(Records from a dataset)
★ ★ ★ ★
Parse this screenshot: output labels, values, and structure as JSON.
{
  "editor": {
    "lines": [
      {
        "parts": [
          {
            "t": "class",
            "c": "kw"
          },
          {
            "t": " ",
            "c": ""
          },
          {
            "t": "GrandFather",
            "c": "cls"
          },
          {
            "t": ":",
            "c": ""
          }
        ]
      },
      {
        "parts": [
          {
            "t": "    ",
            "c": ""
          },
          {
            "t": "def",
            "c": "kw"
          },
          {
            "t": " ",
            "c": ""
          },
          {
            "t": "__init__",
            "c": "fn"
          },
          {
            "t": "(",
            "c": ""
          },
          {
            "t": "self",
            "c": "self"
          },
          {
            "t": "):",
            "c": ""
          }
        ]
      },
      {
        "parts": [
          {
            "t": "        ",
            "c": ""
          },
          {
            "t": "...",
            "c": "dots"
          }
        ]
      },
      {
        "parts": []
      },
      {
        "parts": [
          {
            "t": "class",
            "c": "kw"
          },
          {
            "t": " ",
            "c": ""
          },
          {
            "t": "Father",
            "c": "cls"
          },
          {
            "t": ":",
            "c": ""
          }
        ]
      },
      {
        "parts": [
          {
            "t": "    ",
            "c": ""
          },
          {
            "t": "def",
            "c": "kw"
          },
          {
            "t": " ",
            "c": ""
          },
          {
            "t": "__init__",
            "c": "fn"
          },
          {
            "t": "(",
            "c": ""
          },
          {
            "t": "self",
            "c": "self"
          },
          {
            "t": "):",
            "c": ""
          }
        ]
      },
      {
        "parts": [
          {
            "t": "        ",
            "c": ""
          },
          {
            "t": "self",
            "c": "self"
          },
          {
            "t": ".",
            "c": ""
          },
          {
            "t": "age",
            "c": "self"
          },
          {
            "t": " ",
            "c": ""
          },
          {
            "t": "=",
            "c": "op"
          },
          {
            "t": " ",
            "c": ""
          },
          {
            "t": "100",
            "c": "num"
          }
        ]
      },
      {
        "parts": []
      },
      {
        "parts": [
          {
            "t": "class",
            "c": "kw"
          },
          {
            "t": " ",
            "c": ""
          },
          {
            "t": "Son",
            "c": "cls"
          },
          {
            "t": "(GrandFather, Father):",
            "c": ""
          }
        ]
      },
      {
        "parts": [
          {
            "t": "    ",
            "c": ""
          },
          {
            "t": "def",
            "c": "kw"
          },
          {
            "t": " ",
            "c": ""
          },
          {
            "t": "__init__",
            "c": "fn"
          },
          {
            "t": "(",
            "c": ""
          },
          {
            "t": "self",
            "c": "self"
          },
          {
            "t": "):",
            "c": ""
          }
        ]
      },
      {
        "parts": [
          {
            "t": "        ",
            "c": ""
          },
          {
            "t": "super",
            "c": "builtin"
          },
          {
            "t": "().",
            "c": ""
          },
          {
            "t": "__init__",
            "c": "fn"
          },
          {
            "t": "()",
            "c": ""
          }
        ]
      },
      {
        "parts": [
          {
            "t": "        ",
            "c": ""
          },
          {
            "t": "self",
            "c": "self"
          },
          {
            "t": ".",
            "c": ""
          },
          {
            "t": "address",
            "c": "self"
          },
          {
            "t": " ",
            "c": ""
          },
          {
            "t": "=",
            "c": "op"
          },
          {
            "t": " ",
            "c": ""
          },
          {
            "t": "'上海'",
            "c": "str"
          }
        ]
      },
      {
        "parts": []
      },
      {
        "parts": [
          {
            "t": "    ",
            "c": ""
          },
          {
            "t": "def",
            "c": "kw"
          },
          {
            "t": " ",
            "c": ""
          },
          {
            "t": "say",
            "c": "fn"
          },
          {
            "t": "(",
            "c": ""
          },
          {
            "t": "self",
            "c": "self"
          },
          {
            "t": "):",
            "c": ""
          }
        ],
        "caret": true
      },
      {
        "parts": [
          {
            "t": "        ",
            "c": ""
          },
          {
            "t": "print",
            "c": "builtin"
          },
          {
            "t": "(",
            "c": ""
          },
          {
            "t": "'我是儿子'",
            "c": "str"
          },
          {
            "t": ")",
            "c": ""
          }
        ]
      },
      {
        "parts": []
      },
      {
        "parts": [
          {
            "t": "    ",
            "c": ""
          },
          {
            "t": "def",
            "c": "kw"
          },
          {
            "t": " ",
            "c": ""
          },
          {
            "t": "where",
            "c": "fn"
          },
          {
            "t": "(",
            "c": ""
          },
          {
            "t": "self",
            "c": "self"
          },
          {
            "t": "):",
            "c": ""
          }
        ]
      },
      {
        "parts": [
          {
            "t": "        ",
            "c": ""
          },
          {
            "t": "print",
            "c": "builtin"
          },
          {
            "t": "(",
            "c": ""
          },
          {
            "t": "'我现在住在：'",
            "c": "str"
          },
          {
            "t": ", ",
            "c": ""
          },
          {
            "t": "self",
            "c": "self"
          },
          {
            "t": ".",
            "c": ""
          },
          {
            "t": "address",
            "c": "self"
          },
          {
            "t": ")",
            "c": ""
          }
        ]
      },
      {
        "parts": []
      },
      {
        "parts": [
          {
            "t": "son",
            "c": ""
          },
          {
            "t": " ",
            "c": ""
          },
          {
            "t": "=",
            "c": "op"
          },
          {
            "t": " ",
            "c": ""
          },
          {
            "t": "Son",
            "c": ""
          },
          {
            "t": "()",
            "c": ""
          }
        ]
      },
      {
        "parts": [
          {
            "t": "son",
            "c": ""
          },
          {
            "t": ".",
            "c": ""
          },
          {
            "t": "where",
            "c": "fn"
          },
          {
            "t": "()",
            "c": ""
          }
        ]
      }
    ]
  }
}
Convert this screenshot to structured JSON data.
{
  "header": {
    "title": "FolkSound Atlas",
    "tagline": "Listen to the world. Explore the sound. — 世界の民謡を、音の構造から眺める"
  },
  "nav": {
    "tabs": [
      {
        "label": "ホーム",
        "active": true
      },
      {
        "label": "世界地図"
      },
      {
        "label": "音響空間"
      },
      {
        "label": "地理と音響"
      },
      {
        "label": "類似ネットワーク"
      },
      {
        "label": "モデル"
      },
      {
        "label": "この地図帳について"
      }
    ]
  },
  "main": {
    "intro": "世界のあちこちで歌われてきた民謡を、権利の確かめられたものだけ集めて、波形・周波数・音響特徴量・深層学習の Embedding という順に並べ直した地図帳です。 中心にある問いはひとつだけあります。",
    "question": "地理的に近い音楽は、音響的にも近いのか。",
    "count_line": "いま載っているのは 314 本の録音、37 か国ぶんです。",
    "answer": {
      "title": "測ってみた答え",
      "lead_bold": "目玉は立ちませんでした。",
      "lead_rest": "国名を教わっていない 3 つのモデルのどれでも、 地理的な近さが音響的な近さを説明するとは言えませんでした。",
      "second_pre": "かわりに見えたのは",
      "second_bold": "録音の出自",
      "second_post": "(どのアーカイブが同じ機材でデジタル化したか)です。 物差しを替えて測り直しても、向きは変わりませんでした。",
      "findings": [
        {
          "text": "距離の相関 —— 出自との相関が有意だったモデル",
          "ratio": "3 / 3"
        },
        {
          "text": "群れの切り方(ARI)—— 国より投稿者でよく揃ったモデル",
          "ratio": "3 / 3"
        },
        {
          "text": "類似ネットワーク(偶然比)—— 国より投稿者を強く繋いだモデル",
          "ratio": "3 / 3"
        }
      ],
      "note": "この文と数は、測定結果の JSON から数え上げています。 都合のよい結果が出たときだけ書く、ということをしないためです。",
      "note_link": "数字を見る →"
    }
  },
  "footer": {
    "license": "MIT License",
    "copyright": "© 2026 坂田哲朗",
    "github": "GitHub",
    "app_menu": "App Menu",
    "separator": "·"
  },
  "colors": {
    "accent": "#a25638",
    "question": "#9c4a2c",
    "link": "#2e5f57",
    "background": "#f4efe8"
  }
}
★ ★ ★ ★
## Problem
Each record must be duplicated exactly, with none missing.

## Result below
Parse this screenshot: output labels, values, and structure as JSON.
{
  "editor": {
    "lines": [
      {
        "parts": [
          {
            "t": "class",
            "c": "kw"
          },
          {
            "t": " ",
            "c": ""
          },
          {
            "t": "GrandFather",
            "c": "cls"
          },
          {
            "t": ":",
            "c": ""
          }
        ]
      },
      {
        "parts": [
          {
            "t": "    ",
            "c": ""
          },
          {
            "t": "def",
            "c": "kw"
          },
          {
            "t": " ",
            "c": ""
          },
          {
            "t": "__init__",
            "c": "fn"
          },
          {
            "t": "(",
            "c": ""
          },
          {
            "t": "self",
            "c": "self"
          },
          {
            "t": "):",
            "c": ""
          }
        ]
      },
      {
        "parts": [
          {
            "t": "        ",
            "c": ""
          },
          {
            "t": "...",
            "c": "dots"
          }
        ]
      },
      {
        "parts": []
      },
      {
        "parts": [
          {
            "t": "class",
            "c": "kw"
          },
          {
            "t": " ",
            "c": ""
          },
          {
            "t": "Father",
            "c": "cls"
          },
          {
            "t": ":",
            "c": ""
          }
        ]
      },
      {
        "parts": [
          {
            "t": "    ",
            "c": ""
          },
          {
            "t": "def",
            "c": "kw"
          },
          {
            "t": " ",
            "c": ""
          },
          {
            "t": "__init__",
            "c": "fn"
          },
          {
            "t": "(",
            "c": ""
          },
          {
            "t": "self",
            "c": "self"
          },
          {
            "t": "):",
            "c": ""
          }
        ]
      },
      {
        "parts": [
          {
            "t": "        ",
            "c": ""
          },
          {
            "t": "self",
            "c": "self"
          },
          {
            "t": ".",
            "c": ""
          },
          {
            "t": "age",
            "c": "self"
          },
          {
            "t": " ",
            "c": ""
          },
          {
            "t": "=",
            "c": "op"
          },
          {
            "t": " ",
            "c": ""
          },
          {
            "t": "100",
            "c": "num"
          }
        ]
      },
      {
        "parts": []
      },
      {
        "parts": [
          {
            "t": "class",
            "c": "kw"
          },
          {
            "t": " ",
            "c": ""
          },
          {
            "t": "Son",
            "c": "cls"
          },
          {
            "t": "(GrandFather, Father):",
            "c": ""
          }
        ]
      },
      {
        "parts": [
          {
            "t": "    ",
            "c": ""
          },
          {
            "t": "def",
            "c": "kw"
          },
          {
            "t": " ",
            "c": ""
          },
          {
            "t": "__init__",
            "c": "fn"
          },
          {
            "t": "(",
            "c": ""
          },
          {
            "t": "self",
            "c": "self"
          },
          {
            "t": "):",
            "c": ""
          }
        ]
      },
      {
        "parts": [
          {
            "t": "        ",
            "c": ""
          },
          {
            "t": "super",
            "c": "builtin"
          },
          {
            "t": "().",
            "c": ""
          },
          {
            "t": "__init__",
            "c": "fn"
          },
          {
            "t": "()",
            "c": ""
          }
        ]
      },
      {
        "parts": [
          {
            "t": "        ",
            "c": ""
          },
          {
            "t": "self",
            "c": "self"
          },
          {
            "t": ".",
            "c": ""
          },
          {
            "t": "address",
            "c": "self"
          },
          {
            "t": " ",
            "c": ""
          },
          {
            "t": "=",
            "c": "op"
          },
          {
            "t": " ",
            "c": ""
          },
          {
            "t": "'上海'",
            "c": "str"
          }
        ]
      },
      {
        "parts": []
      },
      {
        "parts": [
          {
            "t": "    ",
            "c": ""
          },
          {
            "t": "def",
            "c": "kw"
          },
          {
            "t": " ",
            "c": ""
          },
          {
            "t": "say",
            "c": "fn"
          },
          {
            "t": "(",
            "c": ""
          },
          {
            "t": "self",
            "c": "self"
          },
          {
            "t": "):",
            "c": ""
          }
        ],
        "caret": true
      },
      {
        "parts": [
          {
            "t": "        ",
            "c": ""
          },
          {
            "t": "print",
            "c": "builtin"
          },
          {
            "t": "(",
            "c": ""
          },
          {
            "t": "'我是儿子'",
            "c": "str"
          },
          {
            "t": ")",
            "c": ""
          }
        ]
      },
      {
        "parts": []
      },
      {
        "parts": [
          {
            "t": "    ",
            "c": ""
          },
          {
            "t": "def",
            "c": "kw"
          },
          {
            "t": " ",
            "c": ""
          },
          {
            "t": "where",
            "c": "fn"
          },
          {
            "t": "(",
            "c": ""
          },
          {
            "t": "self",
            "c": "self"
          },
          {
            "t": "):",
            "c": ""
          }
        ]
      },
      {
        "parts": [
          {
            "t": "        ",
            "c": ""
          },
          {
            "t": "print",
            "c": "builtin"
          },
          {
            "t": "(",
            "c": ""
          },
          {
            "t": "'我现在住在：'",
            "c": "str"
          },
          {
            "t": ", ",
            "c": ""
          },
          {
            "t": "self",
            "c": "self"
          },
          {
            "t": ".",
            "c": ""
          },
          {
            "t": "address",
            "c": "self"
          },
          {
            "t": ")",
            "c": ""
          }
        ]
      },
      {
        "parts": []
      },
      {
        "parts": [
          {
            "t": "son",
            "c": ""
          },
          {
            "t": " ",
            "c": ""
          },
          {
            "t": "=",
            "c": "op"
          },
          {
            "t": " ",
            "c": ""
          },
          {
            "t": "Son",
            "c": ""
          },
          {
            "t": "()",
            "c": ""
          }
        ]
      },
      {
        "parts": [
          {
            "t": "son",
            "c": ""
          },
          {
            "t": ".",
            "c": ""
          },
          {
            "t": "where",
            "c": "fn"
          },
          {
            "t": "()",
            "c": ""
          }
        ]
      }
    ]
  }
}
Convert this screenshot to structured JSON data.
{
  "header": {
    "title": "FolkSound Atlas",
    "tagline": "Listen to the world. Explore the sound. — 世界の民謡を、音の構造から眺める"
  },
  "nav": {
    "tabs": [
      {
        "label": "ホーム",
        "active": true
      },
      {
        "label": "世界地図"
      },
      {
        "label": "音響空間"
      },
      {
        "label": "地理と音響"
      },
      {
        "label": "類似ネットワーク"
      },
      {
        "label": "モデル"
      },
      {
        "label": "この地図帳について"
      }
    ]
  },
  "main": {
    "intro": "世界のあちこちで歌われてきた民謡を、権利の確かめられたものだけ集めて、波形・周波数・音響特徴量・深層学習の Embedding という順に並べ直した地図帳です。 中心にある問いはひとつだけあります。",
    "question": "地理的に近い音楽は、音響的にも近いのか。",
    "count_line": "いま載っているのは 314 本の録音、37 か国ぶんです。",
    "answer": {
      "title": "測ってみた答え",
      "lead_bold": "目玉は立ちませんでした。",
      "lead_rest": "国名を教わっていない 3 つのモデルのどれでも、 地理的な近さが音響的な近さを説明するとは言えませんでした。",
      "second_pre": "かわりに見えたのは",
      "second_bold": "録音の出自",
      "second_post": "(どのアーカイブが同じ機材でデジタル化したか)です。 物差しを替えて測り直しても、向きは変わりませんでした。",
      "findings": [
        {
          "text": "距離の相関 —— 出自との相関が有意だったモデル",
          "ratio": "3 / 3"
        },
        {
          "text": "群れの切り方(ARI)—— 国より投稿者でよく揃ったモデル",
          "ratio": "3 / 3"
        },
        {
          "text": "類似ネットワーク(偶然比)—— 国より投稿者を強く繋いだモデル",
          "ratio": "3 / 3"
        }
      ],
      "note": "この文と数は、測定結果の JSON から数え上げています。 都合のよい結果が出たときだけ書く、ということをしないためです。",
      "note_link": "数字を見る →"
    }
  },
  "footer": {
    "license": "MIT License",
    "copyright": "© 2026 坂田哲朗",
    "github": "GitHub",
    "app_menu": "App Menu",
    "separator": "·"
  },
  "colors": {
    "accent": "#a25638",
    "question": "#9c4a2c",
    "link": "#2e5f57",
    "background": "#f4efe8"
  }
}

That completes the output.